North and South Korea have resumed peace talks as Donald Trump awaits a "personal letter" from Kim Jong Un amid a US-led push to persuade Pyongyang to end its nuclear programme.
The meeting at the demilitarised border village of Panmunjom - which was initially called off in response to a joint US-South Korea air force drill - follows talks in New York between US secretary of state Mike Pompeo and North Korean vice chairman Kim Yong Chol.
American diplomats are also meeting with North Koreans in the demilitarised zone as well as in Singapore in a bid to secure the 12 June summit between Mr Trump and Mr Kim.

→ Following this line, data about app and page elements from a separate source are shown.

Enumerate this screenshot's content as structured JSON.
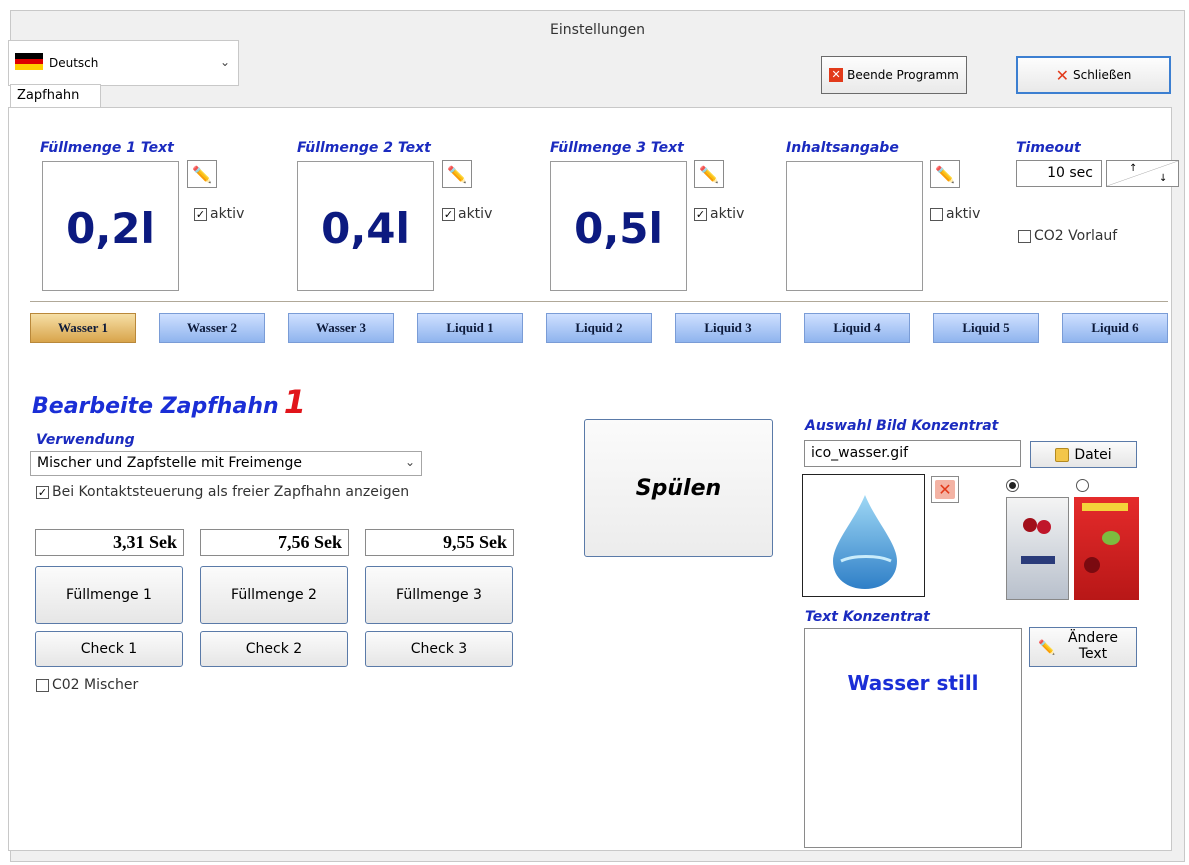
{
  "window": {
    "title": "Einstellungen"
  },
  "language": {
    "selected": "Deutsch"
  },
  "toolbar": {
    "end_program": "Beende Programm",
    "close": "Schließen"
  },
  "tabs": [
    {
      "label": "Zapfhahn"
    }
  ],
  "fill_texts": [
    {
      "header": "Füllmenge 1 Text",
      "value": "0,2l",
      "active_label": "aktiv",
      "active": true
    },
    {
      "header": "Füllmenge 2 Text",
      "value": "0,4l",
      "active_label": "aktiv",
      "active": true
    },
    {
      "header": "Füllmenge 3 Text",
      "value": "0,5l",
      "active_label": "aktiv",
      "active": true
    },
    {
      "header": "Inhaltsangabe",
      "value": "",
      "active_label": "aktiv",
      "active": false
    }
  ],
  "timeout": {
    "header": "Timeout",
    "value": "10 sec",
    "co2_label": "CO2 Vorlauf",
    "co2_checked": false
  },
  "taps": [
    {
      "label": "Wasser 1",
      "active": true
    },
    {
      "label": "Wasser 2",
      "active": false
    },
    {
      "label": "Wasser 3",
      "active": false
    },
    {
      "label": "Liquid 1",
      "active": false
    },
    {
      "label": "Liquid 2",
      "active": false
    },
    {
      "label": "Liquid 3",
      "active": false
    },
    {
      "label": "Liquid 4",
      "active": false
    },
    {
      "label": "Liquid 5",
      "active": false
    },
    {
      "label": "Liquid 6",
      "active": false
    }
  ],
  "editor": {
    "title": "Bearbeite Zapfhahn",
    "number": "1",
    "usage_header": "Verwendung",
    "usage_value": "Mischer und Zapfstelle mit Freimenge",
    "free_tap_label": "Bei Kontaktsteuerung als freier Zapfhahn anzeigen",
    "free_tap_checked": true,
    "times": [
      "3,31 Sek",
      "7,56 Sek",
      "9,55 Sek"
    ],
    "fill_buttons": [
      "Füllmenge 1",
      "Füllmenge 2",
      "Füllmenge 3"
    ],
    "check_buttons": [
      "Check 1",
      "Check 2",
      "Check 3"
    ],
    "co2_mixer_label": "C02 Mischer",
    "co2_mixer_checked": false,
    "flush_label": "Spülen"
  },
  "concentrate": {
    "image_header": "Auswahl Bild Konzentrat",
    "image_file": "ico_wasser.gif",
    "file_button": "Datei",
    "text_header": "Text Konzentrat",
    "text_value": "Wasser still",
    "change_text_button": "Ändere Text",
    "thumbnail_selected": 0
  },
  "colors": {
    "header_blue": "#1b2bbf",
    "value_navy": "#0c1a80",
    "accent_red": "#e1141a",
    "tab_active": "#d8a44b",
    "tab_inactive": "#8fb4ee"
  }
}
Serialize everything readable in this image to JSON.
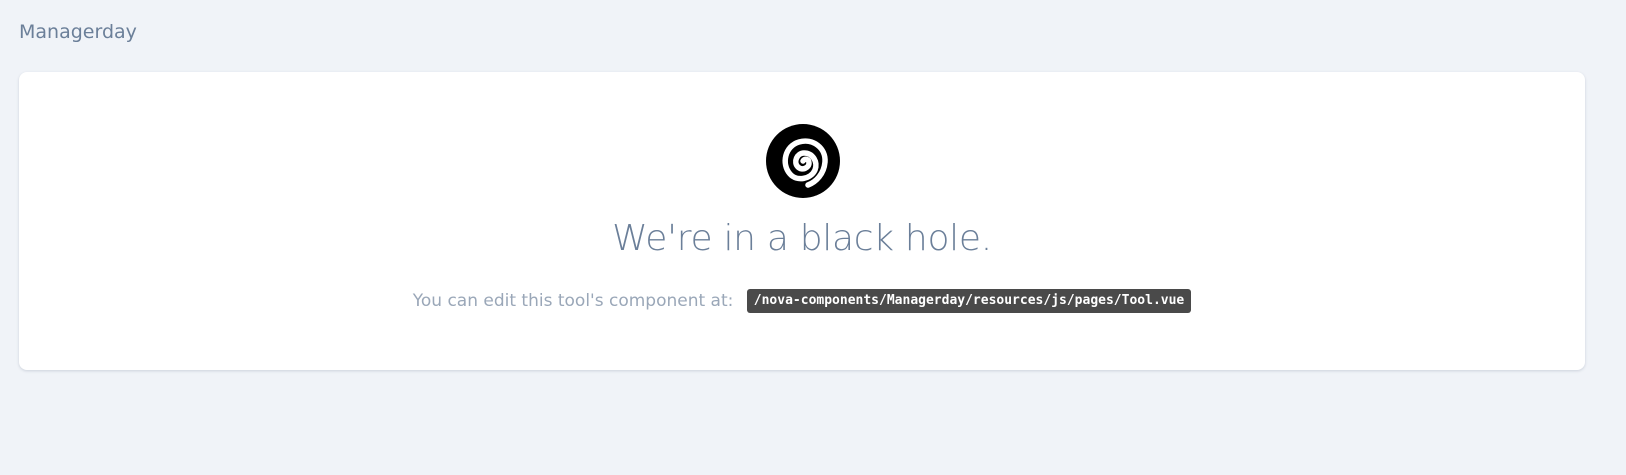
{
  "page": {
    "title": "Managerday"
  },
  "card": {
    "icon": "spiral-logo-icon",
    "headline": "We're in a black hole.",
    "hint_text": "You can edit this tool's component at:",
    "component_path": "/nova-components/Managerday/resources/js/pages/Tool.vue"
  },
  "colors": {
    "background": "#f0f3f8",
    "card": "#ffffff",
    "text": "#6b7f99",
    "muted_text": "#9aa7b8",
    "code_background": "#4a4a4a"
  }
}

South Korea plans to use Friday's talks to address tensions across their heavily armed border as well as reuniting families separated during the Korean War, which took place between 1950 and 1953.
Seoul's unification minister Cho Myoung-gyon told reporters before the meeting: "We will hold discussions with the North so that we can implement the agreements between the two leaders with pace and without hitches and also create a positive atmosphere for the leaders' summit between North Korea and the United States."
Mr Pompeo has since told a news conference he was confident talks with North Korean officials were moving in the right direction and that it would be "tragic to let this opportunity go to waste".
He said Kim Yong Chol, one of the North Korean leader's closest aides and the highest-ranking North Korean official to visit the US in 18 years, was travelling to Washington to deliver a "personal letter" from Kim Jong Un to President Trump.
Mr Trump responded by saying: "I look forward to seeing what's in the letter."
Following the meeting with Kim Yong Chol, Mr Pompeo said: "Our two countries face a pivotal moment in our relationship in which it could be nothing short of tragic to let this opportunity go to waste."
The US secretary of state warned North Korea had to choose a path "fundamentally different" to the one they had been on for decades.
Mr Pompeo said the secretive state was "contemplating a strategic shift" - and that talks to prepare a meeting about denuclearisation were going well.
Mr Trump said this morning: "Will see what happens... hopefully we will have a meeting on the 12th".
The recent developments follow a historic meeting between Mr Kim and South Korean President Moon Jae-in in April, when the pair agreed to a "complete denuclearisation" of their peninsula.
However, relations worsened when Pyongyang cancelled an inter-Korean meeting and threatened to walk away from its scheduled summit with President Trump following the South's joint military exercises with the US.
The American leader later cancelled the 12 June summit before backtracking shortly before the North and South Korean leaders met again for a second time and agreed to resume talks between the two countries.
Previously, Washington has demanded that the North agree to a "complete, verifiable and irreversible" end to Pyongyang's nuclear program while Kim Jong Un continues to seek international recognition and security guarantees.